Turkey hunters nationwide ‘call’ on Rupert

Resident crafts award-winning calls

by Chris Studor

When turkey hunting season opens April 1, most hunters will be reaching for their favorite call device to attract a gobbler or hen.

With more than 30 years experience making turkey calls, Hinckley resident Ken Rupert is the person many choose to “call” when looking to purchase a box or pot call.

Not only is the choice of wood types Rupert offers almost unlimited, but in just one three-year period, Rupert won more than 40 awards for both turkey calling and making calls.

“After that many awards, I felt I didn’t have much more to prove and now I just stick to making calls and hunting,” Rupert said.

Last fall, Rupert was scheduled to be a vendor at the Hinckley Holiday Market, however,  a few weeks prior to the show, a buyer approached Rupert and purchased just about every call he had made.

Rupert went right back to his workshop making single- and double-sided box calls and pot calls.

“I started carrying a gun when I was 12 years old, hunting with family and friends,” said Rupert. “We hunted deer, elk, bear, water fowl and turkey. My full-time career was working as a manger for Gander Mountain but I was also into woodworking. I’ve met a lot of great people and made many great friends through this hobby. I have also donated many hunting trips working with both youth and veterans.”

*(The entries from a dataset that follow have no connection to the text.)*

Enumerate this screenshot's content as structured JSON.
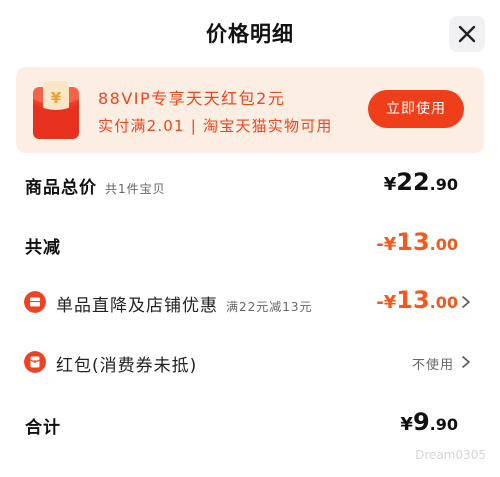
{
  "header": {
    "title": "价格明细"
  },
  "banner": {
    "line1": "88VIP专享天天红包2元",
    "line2": "实付满2.01 | 淘宝天猫实物可用",
    "button": "立即使用",
    "packet_symbol": "¥"
  },
  "rows": {
    "subtotal": {
      "label": "商品总价",
      "sub": "共1件宝贝",
      "currency": "¥",
      "int": "22",
      "dec": ".90"
    },
    "reduction": {
      "label": "共减",
      "currency": "-¥",
      "int": "13",
      "dec": ".00"
    },
    "shop_discount": {
      "label": "单品直降及店铺优惠",
      "sub": "满22元减13元",
      "currency": "-¥",
      "int": "13",
      "dec": ".00"
    },
    "red_packet": {
      "label": "红包(消费券未抵)",
      "status": "不使用"
    },
    "total": {
      "label": "合计",
      "currency": "¥",
      "int": "9",
      "dec": ".90"
    }
  },
  "watermark": "Dream0305",
  "colors": {
    "accent": "#ee3f1a",
    "banner_bg": "#fdeee3",
    "discount": "#f25a1d"
  }
}
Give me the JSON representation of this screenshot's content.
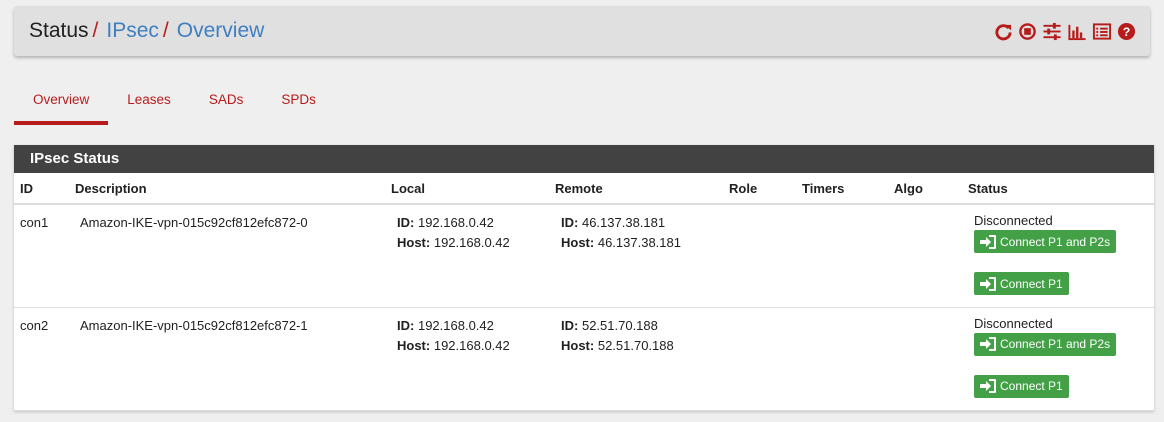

Although there are a number of types of turkey calls, the most basic and highly used is the box call, said Rupert. Some box calls are made of separate pieces of wood with the sides of the box being a softer wood fitted into a grooved bottom and a sliding lid usually made of a harder wood. Some woodworkers choose to hollow out one piece of wood to make a box call typically, approximately 1.25 inches deep.

“As the lid slides over the sides of the box friction is created and the sound produced is the result of the grains of the wood rubbing against each other,” said Rupert. “The types of wood I’ve used is almost endless, from common poplar to wormy chestnut, holly, pecan, hackberry, mesquite, persimmon and snake wood. You name it and I’ve usually used it.  Sometimes friends will bring me a piece of wood from another state to use.”

For a decorative look on a call box, Rupert takes advantage of any fungus growing on the wood. In a process called wood spalting, the woodworker harnesses the fungus by stabilizing the fungus with the use of cactus juice and colored epoxy to fill in the voids. Spectacular color and lines are the result.

Rupert also makes pot calls, consisting of a shallow, circular wooden or metal pot that holds a round disc. The caller holds a striker about the diameter of a pencil and rubs or scratches the disc to make multiple hen sounds using various pressures on the disc.

The finishing touch on Rupert’s calls is his own laser logo –  a white cross with a turkey fan in the background. Hanging from the cross is a special necklace like the one he received from his grandfather years ago, reflecting his philosophy of living a Christian life. 

Outdoors and hunting enthusiasts can view Rupert’s work on Instagram
@krupertjr09. ∞

Featured Photo: Hinckley resident Ken Rupert shows off just a sample of the 40-plus awards he’s won for his handmade, custom turkey calls. A completed turkey call box sits in front of the medals. The sound is produced by rubbing the lid over the sides of the box. Photo by C. Studor.